Association of Jewish Refugees Journal, November, 2006, Howard Spier, review of War or Revolution: Russian Jews and Conscription in Britain, 1917.

Booklist, February 15, 1998, Gilbert Taylor, review of Autopsy for an Empire: The Seven Leaders Who Built the Soviet Regime, p. 976.

Contemporary Review, June, 2002, review of Stalin and the Soviet-Finnish War, 1939-1940, p. 380.

Historian, spring, 2000, Jacob W. Kipp, review of Autopsy for an Empire, p. 702.

History Review, December, 1999, Robert Pearce, review of Rasputin, p. 48.

History: Review of New Books, fall, 1998, Victor Rosenberg, review of Autopsy for an Empire, p. 36.

History Today, November, 2001, Anne Pointer, review of Stalin and the Soviet-Finnish War, 1939-1940, p. 59; April, 2003, Paul Dukes, review of Secret Classrooms: An Untold Story of the Cold War, p. 56.

Library Journal, April 1, 1998, Robert Johnston, review of Autopsy for an Empire, p. 108.

Liverpool Daily Post, July 29, 2006, David Charters, review of War or Revolution.

New Leader, December 19, 1994, Anatole Shub, review of Lenin: A New Biography, p. 28.

Publishers Weekly, February 2, 1998, review of Autopsy for an Empire, p. 72.

Reference & Research Book News, August, 2006, review of War or Revolution.

Russian Review, July, 1990, Donald J. Raleigh, review of The Blackwell Encyclopedia of the Russian Revolution, pp. 351-352.

Spectator, February 22, 2003, M.R.D. Foot, review of Secret Classrooms, p. 36.

Times Literary Supplement, March 14, 2003, M.F. Burnyeat, review of Secret Classrooms, p. 29; January 12, 2007, Eliane Glaser, review of War or Revolution.

Tribune Books (Chicago, IL), May 19, 1996, Mark Kramer, review of Trotsky: The Eternal Revolutionary, pp. 1, 9.

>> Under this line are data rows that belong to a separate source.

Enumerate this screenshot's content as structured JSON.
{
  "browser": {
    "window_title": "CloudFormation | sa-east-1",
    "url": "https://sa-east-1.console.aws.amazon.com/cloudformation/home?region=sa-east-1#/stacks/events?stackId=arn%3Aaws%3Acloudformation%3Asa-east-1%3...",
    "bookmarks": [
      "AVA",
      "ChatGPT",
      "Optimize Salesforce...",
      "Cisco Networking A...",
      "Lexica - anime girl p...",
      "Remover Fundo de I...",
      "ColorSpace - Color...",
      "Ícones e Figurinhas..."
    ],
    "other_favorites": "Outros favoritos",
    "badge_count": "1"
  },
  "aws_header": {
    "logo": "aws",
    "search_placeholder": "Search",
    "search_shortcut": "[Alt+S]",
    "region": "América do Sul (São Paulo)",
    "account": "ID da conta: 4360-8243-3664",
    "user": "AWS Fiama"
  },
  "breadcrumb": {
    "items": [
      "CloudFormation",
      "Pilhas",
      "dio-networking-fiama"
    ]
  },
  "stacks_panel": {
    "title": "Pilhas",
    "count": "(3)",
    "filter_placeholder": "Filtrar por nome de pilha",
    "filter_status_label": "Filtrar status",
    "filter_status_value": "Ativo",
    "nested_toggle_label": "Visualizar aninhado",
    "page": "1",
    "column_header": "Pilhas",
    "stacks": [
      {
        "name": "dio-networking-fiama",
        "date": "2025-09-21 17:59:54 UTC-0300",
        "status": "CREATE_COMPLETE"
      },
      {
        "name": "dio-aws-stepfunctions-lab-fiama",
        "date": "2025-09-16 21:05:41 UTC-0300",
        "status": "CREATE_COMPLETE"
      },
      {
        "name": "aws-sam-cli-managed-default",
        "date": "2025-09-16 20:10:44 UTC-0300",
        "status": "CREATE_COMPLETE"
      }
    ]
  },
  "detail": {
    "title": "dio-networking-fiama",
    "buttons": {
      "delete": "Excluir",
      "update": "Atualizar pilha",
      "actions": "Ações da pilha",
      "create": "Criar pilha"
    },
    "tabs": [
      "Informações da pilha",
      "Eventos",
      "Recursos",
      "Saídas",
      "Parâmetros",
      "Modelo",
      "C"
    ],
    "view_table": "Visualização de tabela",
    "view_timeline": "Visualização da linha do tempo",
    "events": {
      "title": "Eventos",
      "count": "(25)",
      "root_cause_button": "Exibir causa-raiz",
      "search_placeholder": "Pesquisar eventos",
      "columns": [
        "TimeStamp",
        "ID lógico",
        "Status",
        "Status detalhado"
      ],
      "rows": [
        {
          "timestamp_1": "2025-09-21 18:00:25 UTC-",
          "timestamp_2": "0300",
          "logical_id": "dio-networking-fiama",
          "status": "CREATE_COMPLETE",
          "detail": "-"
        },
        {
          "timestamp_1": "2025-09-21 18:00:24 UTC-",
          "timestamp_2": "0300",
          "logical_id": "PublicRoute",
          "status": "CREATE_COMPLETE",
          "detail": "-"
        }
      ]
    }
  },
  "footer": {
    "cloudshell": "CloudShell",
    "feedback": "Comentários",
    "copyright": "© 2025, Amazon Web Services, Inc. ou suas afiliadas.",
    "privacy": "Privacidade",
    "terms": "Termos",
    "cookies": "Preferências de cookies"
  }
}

St. Antony's College, University of Oxford Web site, (January 16, 2008), profile.